Virtual reality for biochemistry education: the cellular factory

Barrow, John; Hurst, W.S.K.; Edman, Joakim; Ariesen, N.; Krampe, C.


Virtual Reality (VR) involves the coupling of visual communication hardware and software. The technology is capable of offering transformative educational practice and is increasingly being adopted within the biochemistry domain to better understand complex biochemical processes. This article documents a pilot study for the efficacy of VR in biochemistry education at undergraduate university level, focusing on the citric acid cycle: a central process for extracting energy in most cellular life forms. 10 participants were equipped with a VR headset and electrodermal activity (EDA) sensors, then immersed within a digital environment where they were able to learn the 8 main steps of the citric acid cycle within a virtual lab by completing 8 levels of activity.

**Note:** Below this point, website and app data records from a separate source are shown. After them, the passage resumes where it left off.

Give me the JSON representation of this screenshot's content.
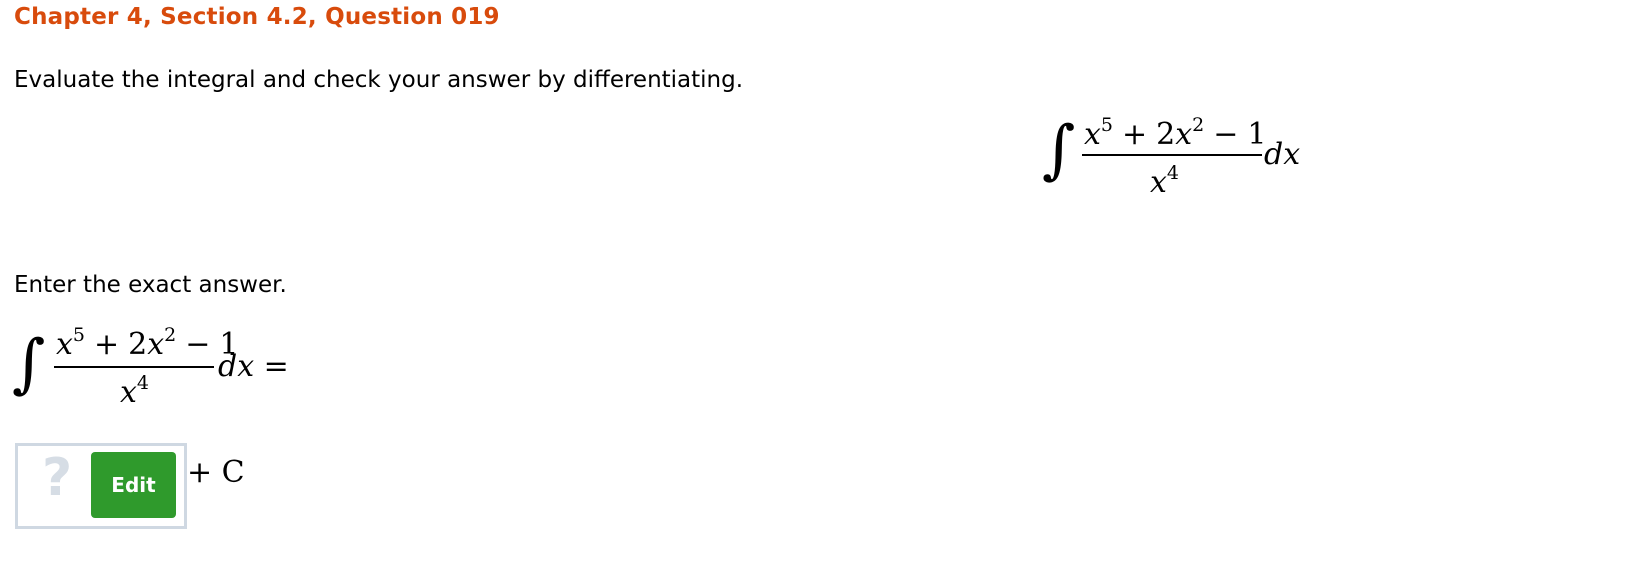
{
  "header": {
    "title": "Chapter 4, Section 4.2, Question 019"
  },
  "question": {
    "instruction": "Evaluate the integral and check your answer by differentiating.",
    "prompt": "Enter the exact answer.",
    "integral": {
      "sign": "∫",
      "numerator": {
        "term1_base": "x",
        "term1_exp": "5",
        "op1": "+",
        "term2_coef": "2",
        "term2_base": "x",
        "term2_exp": "2",
        "op2": "−",
        "term3": "1"
      },
      "denominator": {
        "base": "x",
        "exp": "4"
      },
      "differential": "dx",
      "equals": "="
    }
  },
  "answer": {
    "placeholder_icon": "question-mark-icon",
    "placeholder_glyph": "?",
    "edit_label": "Edit",
    "constant": "+ C"
  },
  "colors": {
    "heading": "#d84b0c",
    "edit_button": "#2f9a2c",
    "answer_border": "#cfd8e2",
    "placeholder": "#d6dde5"
  }
}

Post and pre surveys were taken, along with EDA readings throughout the students’ interaction with VR. Research findings support the hypothesis that VR increase students’ understanding, particularly if students feel engaged, stimulated and intend to use the technology. Moreover, EDA analysis indicated that the majority of participants demonstrate enhanced engagement in the education-based VR-experience as measured by elevated levels of skin conductance, a marker for autonomic arousal and a measure of engagement in an activity.